The moment I heard about the ABC islands—Aruba, Bonaire, and Curaçao, I knew Aruba was a place that I needed to visit.
With a ranging temperature of seventy to eighty degrees all year around and only 18% of rainfall, Aruba sounds like the paradise I wouldn’t mind getting lost in.
One interesting fact about Aruba is it’s the world’s biggest user of desalinization to produce drinkable sea water.
The island has a thriving economy solely based on tourism. To no surprise, it’s one of the most visited places in the Caribbean.
Compared to other islands in the Caribbean Aruba is quite safe. Petty thefts seem to be the only things tourists would have to worry about.
When I travel to other tropical islands, the heat tends to be unbearable. However, that wasn’t the case in Aruba. There was always a cool breeze.
On top of having the perfect weather, Arubians are very pleasant. Their delicious cuisine consists of typical Caribbean food—rice, beans, meat, and plantains. The type of foods that I grew up eating and really love.
Let’s not forget about their national drink Aruba Ariba, which is a cocktail to die for. The splash of Coecoei, which is a red liquor made from agave, rum, and cane sugar, is what makes this cocktail tastes so delicious to me.
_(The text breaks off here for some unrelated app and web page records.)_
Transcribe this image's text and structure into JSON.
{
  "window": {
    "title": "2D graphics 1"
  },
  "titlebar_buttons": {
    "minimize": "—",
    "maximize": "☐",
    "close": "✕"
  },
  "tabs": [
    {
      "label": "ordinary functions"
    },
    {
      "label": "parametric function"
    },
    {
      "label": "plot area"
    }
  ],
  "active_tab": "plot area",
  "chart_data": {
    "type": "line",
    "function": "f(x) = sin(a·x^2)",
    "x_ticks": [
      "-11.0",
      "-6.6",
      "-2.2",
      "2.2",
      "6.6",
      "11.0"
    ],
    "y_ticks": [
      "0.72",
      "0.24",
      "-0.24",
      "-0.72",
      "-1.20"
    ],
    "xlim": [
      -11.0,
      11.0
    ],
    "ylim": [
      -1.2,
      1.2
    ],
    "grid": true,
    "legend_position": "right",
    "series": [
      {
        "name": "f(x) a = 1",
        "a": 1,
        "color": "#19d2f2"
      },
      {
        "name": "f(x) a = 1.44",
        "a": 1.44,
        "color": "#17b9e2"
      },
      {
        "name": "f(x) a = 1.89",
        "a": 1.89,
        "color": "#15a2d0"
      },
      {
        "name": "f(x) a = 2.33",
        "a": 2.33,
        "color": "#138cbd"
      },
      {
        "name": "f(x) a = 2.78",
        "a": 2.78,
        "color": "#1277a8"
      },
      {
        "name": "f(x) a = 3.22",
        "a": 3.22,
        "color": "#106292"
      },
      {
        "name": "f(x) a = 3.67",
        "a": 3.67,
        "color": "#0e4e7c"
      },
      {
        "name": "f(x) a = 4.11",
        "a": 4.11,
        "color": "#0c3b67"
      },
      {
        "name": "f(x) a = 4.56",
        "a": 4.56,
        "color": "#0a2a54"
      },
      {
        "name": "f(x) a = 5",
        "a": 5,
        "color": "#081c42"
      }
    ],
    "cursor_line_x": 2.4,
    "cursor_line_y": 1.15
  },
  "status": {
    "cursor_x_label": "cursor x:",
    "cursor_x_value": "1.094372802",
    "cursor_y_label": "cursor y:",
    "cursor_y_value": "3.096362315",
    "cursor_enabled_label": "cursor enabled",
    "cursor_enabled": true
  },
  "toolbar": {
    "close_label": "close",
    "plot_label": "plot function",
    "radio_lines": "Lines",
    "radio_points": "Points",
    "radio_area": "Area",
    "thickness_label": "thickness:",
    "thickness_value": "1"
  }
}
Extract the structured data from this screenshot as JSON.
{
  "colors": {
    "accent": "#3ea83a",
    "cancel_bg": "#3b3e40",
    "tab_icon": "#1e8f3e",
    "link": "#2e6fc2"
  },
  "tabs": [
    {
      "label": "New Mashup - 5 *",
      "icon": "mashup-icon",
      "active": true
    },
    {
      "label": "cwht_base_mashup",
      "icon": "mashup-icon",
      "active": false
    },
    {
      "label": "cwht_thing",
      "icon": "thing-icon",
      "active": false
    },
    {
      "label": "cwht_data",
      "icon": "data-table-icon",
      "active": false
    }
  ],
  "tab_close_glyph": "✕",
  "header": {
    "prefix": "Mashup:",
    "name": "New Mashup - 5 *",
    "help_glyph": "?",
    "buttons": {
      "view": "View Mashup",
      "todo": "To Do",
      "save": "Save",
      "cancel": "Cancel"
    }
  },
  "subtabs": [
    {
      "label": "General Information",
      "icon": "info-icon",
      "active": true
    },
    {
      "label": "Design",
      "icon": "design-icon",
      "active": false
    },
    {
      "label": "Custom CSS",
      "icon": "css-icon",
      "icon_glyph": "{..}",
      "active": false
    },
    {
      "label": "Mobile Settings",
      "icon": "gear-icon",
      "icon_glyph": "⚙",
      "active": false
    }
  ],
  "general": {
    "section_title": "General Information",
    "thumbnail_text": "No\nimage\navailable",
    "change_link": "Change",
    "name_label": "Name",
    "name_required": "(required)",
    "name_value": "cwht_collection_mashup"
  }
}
It’s cool that English is spoken almost everywhere in the island. However, Papiamento is the most beautiful spoken dialect. I wish dushi, which has many meanings such as sweetheart, delicious, awesome, wasn’t the only Papiamento word I’ve learned.
A friend told me that Curaçao has much more to offer than Aruba. The reason being is the government of Curaçao is way more invested in the touristic and cultural aspect of the island in comparison to Aruba’s government.
True or not, I can’t imagine Aruba being a better paradise than it already is.
Being this small makes it quite easy to get around the island by car. Everything is close by! It’s compact size makes it ideal for walking.
I, however, wouldn’t recommend walking anywhere else besides Caya G.F. (Betico) Croes, which is the main street in downtown. The reason being is sidewalks anywhere else seem too small to me, and mainly non-existent for pedestrians to be safely walking around.
One thing that I notice and really like is how on every street sign has “One Happy Island” written below the street name. Maybe that’s why everything feels so calm and happy. After all, this is a positive affirmation.
I never visit any place twice. My reasoning is I would rather go somewhere new than revisiting a place. I have so much I wanna see and so little money. Aruba, however, is about to change that for me because I absolutely can’t wait to visit again.
I can’t wait to see Emma, My Long Lost Sister From Aruba. I can’t wait to see the Airbnb rental manager who went above and beyond to make sure I got the accommodation that I wanted (I made a huge mistake while booking).
I also can’t wait to see the neighbor next door whose name I can’t remember. She walked me to the grocery store, and in broken Spanish we managed to have a conversation that was filled with laughter.
Aruba is dushi and I miss it.